=== Begin Enclosure ===

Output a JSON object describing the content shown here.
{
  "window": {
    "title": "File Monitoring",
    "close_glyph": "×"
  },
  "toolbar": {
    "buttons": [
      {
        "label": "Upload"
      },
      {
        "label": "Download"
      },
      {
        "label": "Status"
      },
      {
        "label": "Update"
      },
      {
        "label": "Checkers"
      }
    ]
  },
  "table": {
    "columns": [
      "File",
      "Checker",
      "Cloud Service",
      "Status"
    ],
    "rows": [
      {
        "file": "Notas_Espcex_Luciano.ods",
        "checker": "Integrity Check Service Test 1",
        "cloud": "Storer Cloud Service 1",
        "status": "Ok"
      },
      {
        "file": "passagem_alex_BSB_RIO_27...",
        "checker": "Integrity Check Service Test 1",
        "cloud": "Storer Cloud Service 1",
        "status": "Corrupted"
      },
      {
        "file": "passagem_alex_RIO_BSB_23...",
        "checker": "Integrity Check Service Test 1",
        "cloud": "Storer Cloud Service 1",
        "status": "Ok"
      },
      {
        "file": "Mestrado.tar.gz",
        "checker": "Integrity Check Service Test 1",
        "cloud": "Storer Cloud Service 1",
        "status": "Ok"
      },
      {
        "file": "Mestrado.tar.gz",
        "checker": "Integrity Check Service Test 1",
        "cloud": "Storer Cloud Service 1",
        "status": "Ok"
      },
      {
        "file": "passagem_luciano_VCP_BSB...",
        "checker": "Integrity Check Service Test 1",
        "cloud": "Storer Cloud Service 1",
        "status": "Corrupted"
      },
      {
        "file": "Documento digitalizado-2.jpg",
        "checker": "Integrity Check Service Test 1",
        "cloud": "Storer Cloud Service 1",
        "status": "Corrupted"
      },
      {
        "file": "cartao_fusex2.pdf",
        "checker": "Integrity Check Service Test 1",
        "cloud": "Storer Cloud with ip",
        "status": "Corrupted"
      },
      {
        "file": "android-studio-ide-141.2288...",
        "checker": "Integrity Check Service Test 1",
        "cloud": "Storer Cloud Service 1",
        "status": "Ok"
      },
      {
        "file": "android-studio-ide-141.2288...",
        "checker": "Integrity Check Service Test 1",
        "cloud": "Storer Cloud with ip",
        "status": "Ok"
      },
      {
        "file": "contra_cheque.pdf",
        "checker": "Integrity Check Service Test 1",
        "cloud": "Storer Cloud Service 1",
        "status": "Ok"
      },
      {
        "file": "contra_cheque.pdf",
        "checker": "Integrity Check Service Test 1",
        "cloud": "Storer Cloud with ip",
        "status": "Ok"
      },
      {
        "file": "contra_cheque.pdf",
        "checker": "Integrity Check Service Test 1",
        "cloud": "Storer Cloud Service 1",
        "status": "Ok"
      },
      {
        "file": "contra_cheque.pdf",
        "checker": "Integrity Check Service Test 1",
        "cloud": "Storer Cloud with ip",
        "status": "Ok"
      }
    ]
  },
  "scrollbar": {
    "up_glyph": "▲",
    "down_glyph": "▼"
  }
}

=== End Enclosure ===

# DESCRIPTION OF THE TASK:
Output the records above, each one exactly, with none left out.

# RESPONSE:
Output a JSON object describing the content shown here.
{
  "window": {
    "title": "File Monitoring",
    "close_glyph": "×"
  },
  "toolbar": {
    "buttons": [
      {
        "label": "Upload"
      },
      {
        "label": "Download"
      },
      {
        "label": "Status"
      },
      {
        "label": "Update"
      },
      {
        "label": "Checkers"
      }
    ]
  },
  "table": {
    "columns": [
      "File",
      "Checker",
      "Cloud Service",
      "Status"
    ],
    "rows": [
      {
        "file": "Notas_Espcex_Luciano.ods",
        "checker": "Integrity Check Service Test 1",
        "cloud": "Storer Cloud Service 1",
        "status": "Ok"
      },
      {
        "file": "passagem_alex_BSB_RIO_27...",
        "checker": "Integrity Check Service Test 1",
        "cloud": "Storer Cloud Service 1",
        "status": "Corrupted"
      },
      {
        "file": "passagem_alex_RIO_BSB_23...",
        "checker": "Integrity Check Service Test 1",
        "cloud": "Storer Cloud Service 1",
        "status": "Ok"
      },
      {
        "file": "Mestrado.tar.gz",
        "checker": "Integrity Check Service Test 1",
        "cloud": "Storer Cloud Service 1",
        "status": "Ok"
      },
      {
        "file": "Mestrado.tar.gz",
        "checker": "Integrity Check Service Test 1",
        "cloud": "Storer Cloud Service 1",
        "status": "Ok"
      },
      {
        "file": "passagem_luciano_VCP_BSB...",
        "checker": "Integrity Check Service Test 1",
        "cloud": "Storer Cloud Service 1",
        "status": "Corrupted"
      },
      {
        "file": "Documento digitalizado-2.jpg",
        "checker": "Integrity Check Service Test 1",
        "cloud": "Storer Cloud Service 1",
        "status": "Corrupted"
      },
      {
        "file": "cartao_fusex2.pdf",
        "checker": "Integrity Check Service Test 1",
        "cloud": "Storer Cloud with ip",
        "status": "Corrupted"
      },
      {
        "file": "android-studio-ide-141.2288...",
        "checker": "Integrity Check Service Test 1",
        "cloud": "Storer Cloud Service 1",
        "status": "Ok"
      },
      {
        "file": "android-studio-ide-141.2288...",
        "checker": "Integrity Check Service Test 1",
        "cloud": "Storer Cloud with ip",
        "status": "Ok"
      },
      {
        "file": "contra_cheque.pdf",
        "checker": "Integrity Check Service Test 1",
        "cloud": "Storer Cloud Service 1",
        "status": "Ok"
      },
      {
        "file": "contra_cheque.pdf",
        "checker": "Integrity Check Service Test 1",
        "cloud": "Storer Cloud with ip",
        "status": "Ok"
      },
      {
        "file": "contra_cheque.pdf",
        "checker": "Integrity Check Service Test 1",
        "cloud": "Storer Cloud Service 1",
        "status": "Ok"
      },
      {
        "file": "contra_cheque.pdf",
        "checker": "Integrity Check Service Test 1",
        "cloud": "Storer Cloud with ip",
        "status": "Ok"
      }
    ]
  },
  "scrollbar": {
    "up_glyph": "▲",
    "down_glyph": "▼"
  }
}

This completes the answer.